There’s only a handful of musicians that can be called “living legends.” Stevie Wonder is undeniably one of them. There no shortage of covers or tributes to this still vital musician. Here are a couple of jazzy tributes that have been released recently.
Vibraphonist Bill Ware, whose Groove Thing CD This Is No Time… is a favorite of mine, offers Wonder Full with his enhanced trio, Vibes. Half of the ten selections were recorded live, and the other half are from a studio date. This isn’t a Stevie Wonder greatest hits covers recording. Check out what Ware chose (Amazon, iTunes).
Guitarist Vernon Neilly has gathered some friends for A Tribute to Stevie Wonder. Among them: Greg Howe, U-Nam, and Michael Paulo (where have you been, Mr. Paulo?). It should be interesting.
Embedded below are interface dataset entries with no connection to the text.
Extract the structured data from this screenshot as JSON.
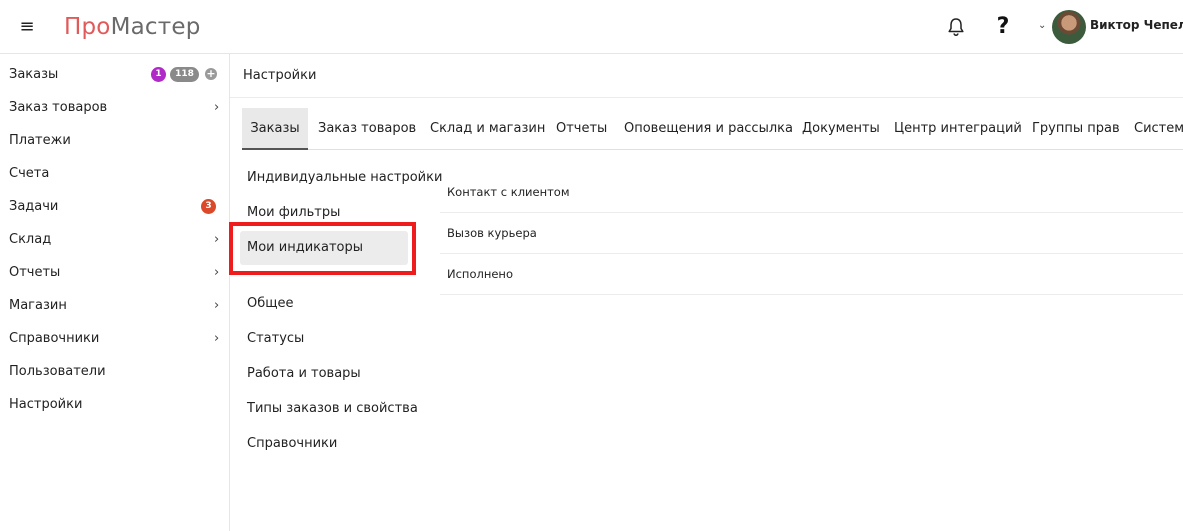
{
  "app": {
    "logo_part1": "Про",
    "logo_part2": "Мастер",
    "accent_color": "#e05a5a"
  },
  "header": {
    "menu_icon": "hamburger-icon",
    "notifications_icon": "bell-icon",
    "help_label": "?",
    "user_name": "Виктор Чепел"
  },
  "sidebar": {
    "items": [
      {
        "label": "Заказы",
        "badge_new": "1",
        "badge_total": "118",
        "has_add": true
      },
      {
        "label": "Заказ товаров",
        "has_submenu": true
      },
      {
        "label": "Платежи"
      },
      {
        "label": "Счета"
      },
      {
        "label": "Задачи",
        "badge": "3"
      },
      {
        "label": "Склад",
        "has_submenu": true
      },
      {
        "label": "Отчеты",
        "has_submenu": true
      },
      {
        "label": "Магазин",
        "has_submenu": true
      },
      {
        "label": "Справочники",
        "has_submenu": true
      },
      {
        "label": "Пользователи"
      },
      {
        "label": "Настройки"
      }
    ],
    "chevron": "›",
    "plus": "+"
  },
  "main": {
    "title": "Настройки",
    "tabs": [
      {
        "label": "Заказы",
        "active": true
      },
      {
        "label": "Заказ товаров"
      },
      {
        "label": "Склад и магазин"
      },
      {
        "label": "Отчеты"
      },
      {
        "label": "Оповещения и рассылка"
      },
      {
        "label": "Документы"
      },
      {
        "label": "Центр интеграций"
      },
      {
        "label": "Группы прав"
      },
      {
        "label": "Система"
      }
    ],
    "subnav": [
      {
        "label": "Индивидуальные настройки"
      },
      {
        "label": "Мои фильтры"
      },
      {
        "label": "Мои индикаторы",
        "selected": true
      },
      {
        "label": "Общее"
      },
      {
        "label": "Статусы"
      },
      {
        "label": "Работа и товары"
      },
      {
        "label": "Типы заказов и свойства"
      },
      {
        "label": "Справочники"
      }
    ],
    "indicators": [
      {
        "label": "Контакт с клиентом"
      },
      {
        "label": "Вызов курьера"
      },
      {
        "label": "Исполнено"
      }
    ]
  },
  "colors": {
    "badge_purple": "#b02ac8",
    "badge_gray": "#8a8a8a",
    "badge_orange": "#d9492a",
    "highlight_red": "#ee1c1c"
  }
}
The product description indicates that this is a “multi-genre project that has progressive, jazz fusion, smooth jazz, heavy metal, and R&B singles on it.” Hear for yourself at Vernon’s site, his MySpace page, or at Amazon.
Quincy Jones, Herbie Hancock, Stevie Wonder, and Nancy Wilson were among the musicians who paid tribute to the late Oscar Peterson on January 12 at Toronto’s Roy Thomson Hall. The event, titled “Oscar Peterson: Simply the Best” saw 2500 fans offering a final farewell to the legendary pianist. He died on December 23, at the age of 82, of kidney failure. Several good recaps of the emotional goodbye were written by J.D. Considine, John Stewart (for the Mississauga News), and Scott Anderson (for Reuters). An archive is available at the CBC site. Share your thoughts on Oscar Peterson in The Forum.
David Benoit counts Oscar Peterson as one of his influences. The contemporary jazz pianist is recording an album of compositions from his favorite artists, including Peterson, Miles Davis, Bill Evans, Dave Brubeck, the Doors, the Beatles, and Elton John. It’s titled Heroes and will be out this year.
Also on the topic of tributes: John Beasley has been working on a tribute to Herbie Hancock. He’s joined by Roy Hargrove, Christian McBride and Jeff “Tain” Watts. The recording, expected in March, is the one of the first on a new label called Resonance Records. According to the press release, Resonance Records artists “benefit from an innovative revenue-sharing concept that not only offers greater economic return, but also allows them to produce their music without the typical studio time restrictions and their related expenses.”